“I would say it is going to take more than what we have been doing,” said Laura Guerra-Cardus, associate director of the Children’s Defense Fund in Texas.

Financial disclosures aren’t just for political candidates. New data released by the Centers for Medicare and Medicaid Services shows that Missouri doctors received at least $71.9 million from medical device and drug companies in 2014 and the latter half of 2013. Illinois doctors pulled in $104 million during that same time period, many of whom hail from the Chicago area.  

Bryan Thompson / Heartland Health Monitor

A lot of the hospitals in rural Kansas are called “Critical Access Hospitals.” It’s an important designation, because Critical Access Hospitals were created by the federal government to maintain access to health care in rural areas.
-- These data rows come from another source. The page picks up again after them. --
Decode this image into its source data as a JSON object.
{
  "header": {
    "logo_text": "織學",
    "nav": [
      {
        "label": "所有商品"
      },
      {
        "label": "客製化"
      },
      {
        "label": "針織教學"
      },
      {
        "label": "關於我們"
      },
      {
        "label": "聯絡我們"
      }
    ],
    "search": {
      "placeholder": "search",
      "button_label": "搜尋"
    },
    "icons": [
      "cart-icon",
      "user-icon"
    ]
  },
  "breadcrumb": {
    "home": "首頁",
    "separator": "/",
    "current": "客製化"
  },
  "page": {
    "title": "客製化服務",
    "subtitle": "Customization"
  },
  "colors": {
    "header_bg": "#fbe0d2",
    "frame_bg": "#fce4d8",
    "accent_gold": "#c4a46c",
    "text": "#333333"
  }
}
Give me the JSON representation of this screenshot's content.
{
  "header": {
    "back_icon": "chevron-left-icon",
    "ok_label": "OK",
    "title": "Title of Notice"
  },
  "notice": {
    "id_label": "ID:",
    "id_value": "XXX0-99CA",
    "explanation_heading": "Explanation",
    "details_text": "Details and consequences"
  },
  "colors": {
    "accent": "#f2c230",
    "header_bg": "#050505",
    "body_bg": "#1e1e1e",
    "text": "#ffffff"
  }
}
But Many Kansas Critical Access Hospitals are in financial trouble. Medicare requires them to offer 24-hour emergency services. But most don’t have enough ER patients to justify the cost of 24-7 service, says Melissa Hungerford, senior vice president for health care leadership at the Kansas Hospital Association.

The Kansas Health Consumer Coalition will cease operations this week.

“It’s been a struggle to maintain our funding,” said Carol Ramirez Albott, president of the Topeka-based advocacy group’s governing board. “Things just got to a point where we felt like we couldn’t adequately do the job.”

The board, she said, notified its supporters of the decision late last week.

Attorneys general in 10 states, including Kansas, have asked a congressional committee to investigate efforts by the Obama administration to “coerce” states to expand their Medicaid programs by withholding unrelated healthcare funds.

Jim McLean / Heartland Health Monitor

Legislators locked in increasingly tense discussions about how to balance the budget and end the longest legislative session in Kansas history said there is no longer any serious talk about expanding Medicaid eligibility this year.

“Given all the time we’ve wasted, it is incredibly disappointing that we couldn’t find the time to deal with this issue,” said Rep. Jim Ward, a Wichita Democrat and the Legislature’s most vocal advocate of expansion.

Kansas Governor Sam Brownback’s determination to not expand Medicaid in his state remains strong. On this edition of Up To Date, journalist Kai Wright discusses his recent article for The Nation, which examines the effects the governor's policy on Kansas residents and medical professionals. 

Andy Marso / Heartland Health Monitor

Frustrated by their inability to muster more than a handful of votes for any tax plan, Kansas Republican legislative leaders are asking rank-and-file members the “What will it take to get out of here?” question.

They’re getting a variety of answers as the session, on its 103rd day, inches closer to record territory as the longest in state history. In 2002, legislators met for 107 days.